Even with minimum water the lake is beautiful. Here and there a few fishermen stand patiently with their fishing rods, ready to catch large mouth bass, and renegade catfish. An occasional boat can be seen on a far away shore, and yesterday a family was camped a few feet above the water line.
I walk briskly, up and down the sandy, dirt roads that criss-cross the gaunt terrain, thinking about the critters that might join me at any moment-might come down f
rom the hills for a drink and some leftovers, or minnows.In my childhood hometown, Foxburg, PA, the black bears still saunter across the defunct railroad tracks, now a bike path, to the Allegheny River.
coyotes, or bobcats, even bandit raccoons, bewildered by the dry creeks, having to travel farther, even across the busy highway for life sustaining water. Taking a photo of a cluster of large, smooth boulders, I halfway expect a Western rattler to emerge, yawning from its nap, from between the cracks.
I think about what I’ll say to them. The first thing I’ll do is apologize for my race -all of us homo sapiens because we have fucked the earth up and are not capable of getting along with other enough to make amends.
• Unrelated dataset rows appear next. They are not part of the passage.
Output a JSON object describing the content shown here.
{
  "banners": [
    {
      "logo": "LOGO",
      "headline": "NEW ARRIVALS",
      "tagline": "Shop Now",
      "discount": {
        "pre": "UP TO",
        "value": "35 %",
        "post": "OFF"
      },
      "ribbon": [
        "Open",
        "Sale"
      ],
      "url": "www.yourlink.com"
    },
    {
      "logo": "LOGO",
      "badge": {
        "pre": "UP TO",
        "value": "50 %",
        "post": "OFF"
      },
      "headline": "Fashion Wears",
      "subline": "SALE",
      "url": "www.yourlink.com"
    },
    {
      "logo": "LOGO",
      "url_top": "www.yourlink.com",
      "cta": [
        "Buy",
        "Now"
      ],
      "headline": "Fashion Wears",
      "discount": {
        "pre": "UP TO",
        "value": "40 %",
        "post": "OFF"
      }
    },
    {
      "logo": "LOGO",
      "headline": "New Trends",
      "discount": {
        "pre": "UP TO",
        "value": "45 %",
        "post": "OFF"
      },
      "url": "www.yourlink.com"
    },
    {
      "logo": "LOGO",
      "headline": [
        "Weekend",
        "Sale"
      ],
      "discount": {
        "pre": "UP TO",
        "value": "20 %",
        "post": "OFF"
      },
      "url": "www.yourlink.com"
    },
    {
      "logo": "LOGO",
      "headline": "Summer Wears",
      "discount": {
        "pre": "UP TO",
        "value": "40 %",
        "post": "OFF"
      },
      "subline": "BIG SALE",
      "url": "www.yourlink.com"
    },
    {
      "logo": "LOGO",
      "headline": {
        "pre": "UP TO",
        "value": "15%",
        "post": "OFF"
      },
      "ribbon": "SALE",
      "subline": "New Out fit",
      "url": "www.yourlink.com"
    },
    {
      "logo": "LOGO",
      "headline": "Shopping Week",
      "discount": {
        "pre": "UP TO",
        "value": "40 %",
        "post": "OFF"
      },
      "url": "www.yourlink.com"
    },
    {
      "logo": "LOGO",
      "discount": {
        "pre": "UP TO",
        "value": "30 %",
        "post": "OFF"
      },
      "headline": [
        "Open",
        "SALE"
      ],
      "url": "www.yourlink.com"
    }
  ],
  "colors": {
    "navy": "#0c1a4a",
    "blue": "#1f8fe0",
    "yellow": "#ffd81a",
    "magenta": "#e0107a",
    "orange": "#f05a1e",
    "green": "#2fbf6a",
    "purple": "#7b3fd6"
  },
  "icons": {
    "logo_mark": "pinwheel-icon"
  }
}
I’ll tell them I hope I have another chance, in another life, even if it’s on a different planet, to make amends.
“Still, I will say, I am ever so grateful to have had the pleasure to see you all alive and free in spite of sharp-shooters and greedy cattlemen, and the dumbasses who think snakes are out to get us; that all in all its been a pretty sweet ride on the big blue ball.”